  • 29. Branches of AI Computer Vision US Deference Advance Research Projects Agency (DARPA)
  • 30. Computer Vision Applications: 1. Recognize objects (e.g. people we know and things we own) 2. Locate objects in space (to pick them up?) 3. Track objects in motion (catching a baseball, avoiding collisions with cars on the road) 4. Recognize actions (e.g. walking, running, pushing) Branches of AI
  • 31. Robotics Robotics involves the control of actuators on robots to move, manipulate or grasp objects, locomotion of independent machines and use of sensory input to guide actions. Branches of AI

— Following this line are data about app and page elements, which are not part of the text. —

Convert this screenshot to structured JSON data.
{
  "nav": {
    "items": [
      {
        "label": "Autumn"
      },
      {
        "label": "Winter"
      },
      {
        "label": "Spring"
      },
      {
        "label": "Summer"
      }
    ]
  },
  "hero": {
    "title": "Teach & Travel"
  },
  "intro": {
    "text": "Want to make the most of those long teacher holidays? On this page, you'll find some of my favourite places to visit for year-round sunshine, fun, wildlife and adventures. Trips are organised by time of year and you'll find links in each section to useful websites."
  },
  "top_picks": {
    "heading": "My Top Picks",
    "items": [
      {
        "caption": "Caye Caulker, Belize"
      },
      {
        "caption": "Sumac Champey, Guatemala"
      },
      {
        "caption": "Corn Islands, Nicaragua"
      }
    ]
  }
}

  • 32. Problem-solving and Planning This technology involves application such s refinement of high-level goals into lower-level ones, determination of actions to achieve goals, revision of plans based on intermediate results, and focused search of important goals. A good example is chess players software. Branches of AI
  • 33. Learning Learning deals with research into various forms of learning including rote learning, learning through advise, learning by example, learning by task performance, and learning by following concepts. Branches of AI
  • 34. Expert Systems Expert systems deal with the processing of knowledge as opposed to processing of data. It involves the development of computer software to solve complex decision problems. In fact, an expert system is a computer system that make decisions on behalf of human. Branches of AI Link to ANNA Android Doctor

Notes de l'éditeur

  1. https://www.youtube.com/watch?v=MaTfzYDZG8c
  2. Phonology: Modelling the pronunciation of a word as a string of symbols (chair, car, cell,…) Morphology: Identification of the structure of words (dog, dogs, hot dog, ….) Syntax: Study of grammars Semantics: Understanding and representing the meaning
  3. Phonology: Modelling the pronunciation of a word as a string of symbols (chair, car, cell,…) Morphology: Identification of the structure of words (dog, dogs, hot dog, ….) Syntax: Study of grammars Semantics: Understanding and representing the meaning
  4. https://www.youtube.com/watch?v=RU_Ed9mA_jE